- Opening Delimiter -

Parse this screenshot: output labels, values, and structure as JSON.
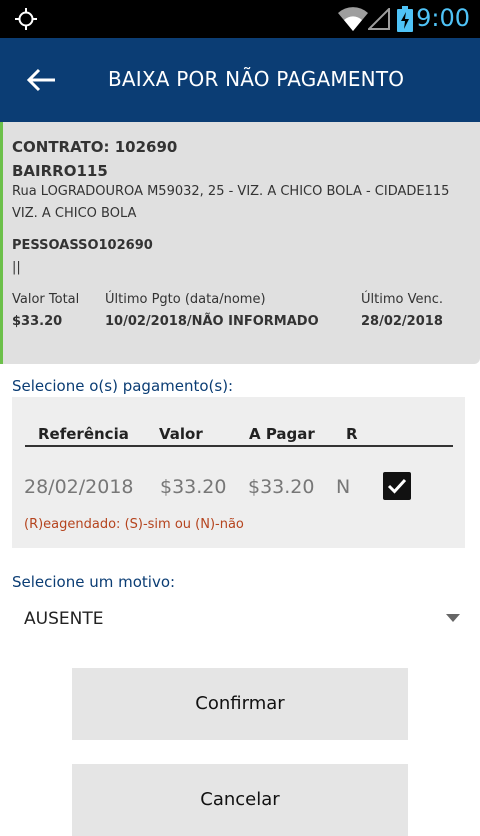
{
  "status_bar": {
    "time": "9:00",
    "icons": [
      "gps-icon",
      "wifi-icon",
      "signal-icon",
      "battery-charging-icon"
    ],
    "accent": "#4fc3f7"
  },
  "app_bar": {
    "title": "BAIXA POR NÃO PAGAMENTO",
    "back_icon": "arrow-back-icon",
    "background": "#0b3d74"
  },
  "contract": {
    "contract_line": "CONTRATO: 102690",
    "district": "BAIRRO115",
    "address_line1": "Rua LOGRADOUROA M59032, 25 - VIZ. A CHICO BOLA - CIDADE115",
    "address_line2": "VIZ. A CHICO BOLA",
    "person": "PESSOASSO102690",
    "phone": "||",
    "total_label": "Valor Total",
    "total_value": "$33.20",
    "last_payment_label": "Último Pgto (data/nome)",
    "last_payment_value": "10/02/2018/NÃO INFORMADO",
    "last_due_label": "Último Venc.",
    "last_due_value": "28/02/2018",
    "accent": "#6cc04a"
  },
  "payments": {
    "section_label": "Selecione o(s) pagamento(s):",
    "headers": [
      "Referência",
      "Valor",
      "A Pagar",
      "R"
    ],
    "rows": [
      {
        "reference": "28/02/2018",
        "value": "$33.20",
        "to_pay": "$33.20",
        "rescheduled": "N",
        "checked": true
      }
    ],
    "legend": "(R)eagendado: (S)-sim ou (N)-não"
  },
  "reason": {
    "section_label": "Selecione um motivo:",
    "selected": "AUSENTE"
  },
  "actions": {
    "confirm_label": "Confirmar",
    "cancel_label": "Cancelar"
  }
}
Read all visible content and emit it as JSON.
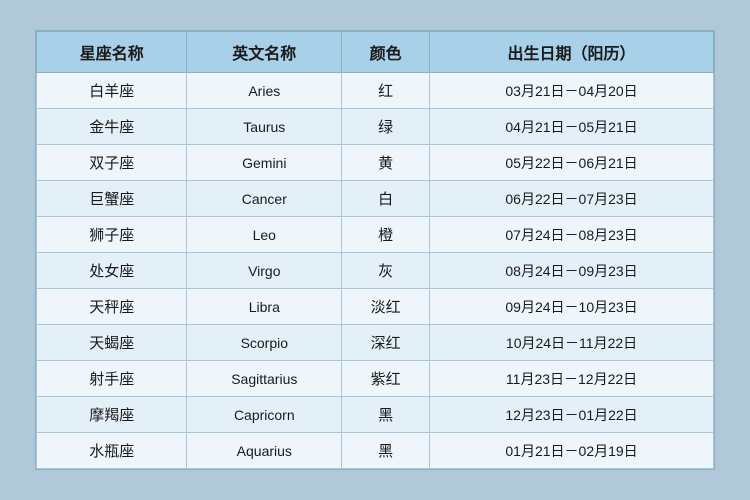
{
  "table": {
    "headers": [
      "星座名称",
      "英文名称",
      "颜色",
      "出生日期（阳历）"
    ],
    "rows": [
      {
        "chinese": "白羊座",
        "english": "Aries",
        "color": "红",
        "dates": "03月21日－04月20日"
      },
      {
        "chinese": "金牛座",
        "english": "Taurus",
        "color": "绿",
        "dates": "04月21日－05月21日"
      },
      {
        "chinese": "双子座",
        "english": "Gemini",
        "color": "黄",
        "dates": "05月22日－06月21日"
      },
      {
        "chinese": "巨蟹座",
        "english": "Cancer",
        "color": "白",
        "dates": "06月22日－07月23日"
      },
      {
        "chinese": "狮子座",
        "english": "Leo",
        "color": "橙",
        "dates": "07月24日－08月23日"
      },
      {
        "chinese": "处女座",
        "english": "Virgo",
        "color": "灰",
        "dates": "08月24日－09月23日"
      },
      {
        "chinese": "天秤座",
        "english": "Libra",
        "color": "淡红",
        "dates": "09月24日－10月23日"
      },
      {
        "chinese": "天蝎座",
        "english": "Scorpio",
        "color": "深红",
        "dates": "10月24日－11月22日"
      },
      {
        "chinese": "射手座",
        "english": "Sagittarius",
        "color": "紫红",
        "dates": "11月23日－12月22日"
      },
      {
        "chinese": "摩羯座",
        "english": "Capricorn",
        "color": "黑",
        "dates": "12月23日－01月22日"
      },
      {
        "chinese": "水瓶座",
        "english": "Aquarius",
        "color": "黑",
        "dates": "01月21日－02月19日"
      }
    ]
  }
}
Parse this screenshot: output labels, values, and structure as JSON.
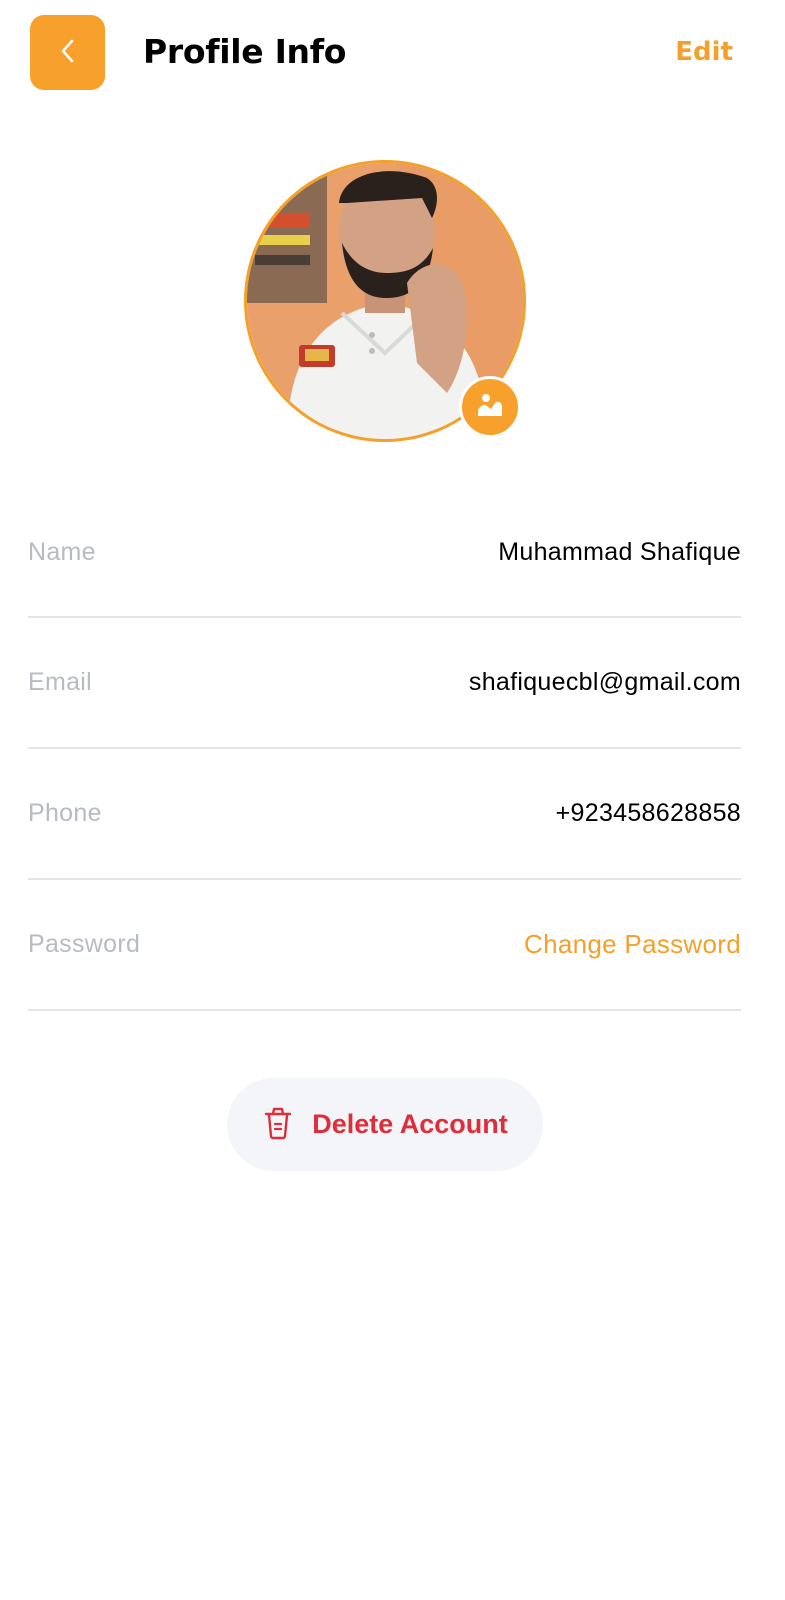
{
  "header": {
    "title": "Profile Info",
    "edit_label": "Edit",
    "back_icon": "chevron-left-icon"
  },
  "profile": {
    "avatar_icon": "avatar",
    "change_photo_icon": "image-icon"
  },
  "fields": [
    {
      "label": "Name",
      "value": "Muhammad Shafique"
    },
    {
      "label": "Email",
      "value": "shafiquecbl@gmail.com"
    },
    {
      "label": "Phone",
      "value": "+923458628858"
    },
    {
      "label": "Password",
      "value": "Change Password"
    }
  ],
  "actions": {
    "delete_label": "Delete Account",
    "delete_icon": "trash-icon"
  },
  "colors": {
    "accent": "#f7a12c",
    "danger": "#df2d3b",
    "muted_label": "#b7bbc2",
    "divider": "#e4e5e8",
    "pill_background": "#f4f5f8"
  }
}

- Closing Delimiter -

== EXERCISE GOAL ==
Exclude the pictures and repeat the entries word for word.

== TASK SOLUTION ==
Parse this screenshot: output labels, values, and structure as JSON.
{
  "status_bar": {
    "time": "9:00",
    "icons": [
      "gps-icon",
      "wifi-icon",
      "signal-icon",
      "battery-charging-icon"
    ],
    "accent": "#4fc3f7"
  },
  "app_bar": {
    "title": "BAIXA POR NÃO PAGAMENTO",
    "back_icon": "arrow-back-icon",
    "background": "#0b3d74"
  },
  "contract": {
    "contract_line": "CONTRATO: 102690",
    "district": "BAIRRO115",
    "address_line1": "Rua LOGRADOUROA M59032, 25 - VIZ. A CHICO BOLA - CIDADE115",
    "address_line2": "VIZ. A CHICO BOLA",
    "person": "PESSOASSO102690",
    "phone": "||",
    "total_label": "Valor Total",
    "total_value": "$33.20",
    "last_payment_label": "Último Pgto (data/nome)",
    "last_payment_value": "10/02/2018/NÃO INFORMADO",
    "last_due_label": "Último Venc.",
    "last_due_value": "28/02/2018",
    "accent": "#6cc04a"
  },
  "payments": {
    "section_label": "Selecione o(s) pagamento(s):",
    "headers": [
      "Referência",
      "Valor",
      "A Pagar",
      "R"
    ],
    "rows": [
      {
        "reference": "28/02/2018",
        "value": "$33.20",
        "to_pay": "$33.20",
        "rescheduled": "N",
        "checked": true
      }
    ],
    "legend": "(R)eagendado: (S)-sim ou (N)-não"
  },
  "reason": {
    "section_label": "Selecione um motivo:",
    "selected": "AUSENTE"
  },
  "actions": {
    "confirm_label": "Confirmar",
    "cancel_label": "Cancelar"
  }
}
Read all visible content and emit it as JSON.
{
  "table": {
    "headers": [
      "星座名称",
      "英文名称",
      "颜色",
      "出生日期（阳历）"
    ],
    "rows": [
      {
        "chinese": "白羊座",
        "english": "Aries",
        "color": "红",
        "dates": "03月21日－04月20日"
      },
      {
        "chinese": "金牛座",
        "english": "Taurus",
        "color": "绿",
        "dates": "04月21日－05月21日"
      },
      {
        "chinese": "双子座",
        "english": "Gemini",
        "color": "黄",
        "dates": "05月22日－06月21日"
      },
      {
        "chinese": "巨蟹座",
        "english": "Cancer",
        "color": "白",
        "dates": "06月22日－07月23日"
      },
      {
        "chinese": "狮子座",
        "english": "Leo",
        "color": "橙",
        "dates": "07月24日－08月23日"
      },
      {
        "chinese": "处女座",
        "english": "Virgo",
        "color": "灰",
        "dates": "08月24日－09月23日"
      },
      {
        "chinese": "天秤座",
        "english": "Libra",
        "color": "淡红",
        "dates": "09月24日－10月23日"
      },
      {
        "chinese": "天蝎座",
        "english": "Scorpio",
        "color": "深红",
        "dates": "10月24日－11月22日"
      },
      {
        "chinese": "射手座",
        "english": "Sagittarius",
        "color": "紫红",
        "dates": "11月23日－12月22日"
      },
      {
        "chinese": "摩羯座",
        "english": "Capricorn",
        "color": "黑",
        "dates": "12月23日－01月22日"
      },
      {
        "chinese": "水瓶座",
        "english": "Aquarius",
        "color": "黑",
        "dates": "01月21日－02月19日"
      }
    ]
  }
}
Parse this screenshot: output labels, values, and structure as JSON.
{
  "header": {
    "title": "Profile Info",
    "edit_label": "Edit",
    "back_icon": "chevron-left-icon"
  },
  "profile": {
    "avatar_icon": "avatar",
    "change_photo_icon": "image-icon"
  },
  "fields": [
    {
      "label": "Name",
      "value": "Muhammad Shafique"
    },
    {
      "label": "Email",
      "value": "shafiquecbl@gmail.com"
    },
    {
      "label": "Phone",
      "value": "+923458628858"
    },
    {
      "label": "Password",
      "value": "Change Password"
    }
  ],
  "actions": {
    "delete_label": "Delete Account",
    "delete_icon": "trash-icon"
  },
  "colors": {
    "accent": "#f7a12c",
    "danger": "#df2d3b",
    "muted_label": "#b7bbc2",
    "divider": "#e4e5e8",
    "pill_background": "#f4f5f8"
  }
}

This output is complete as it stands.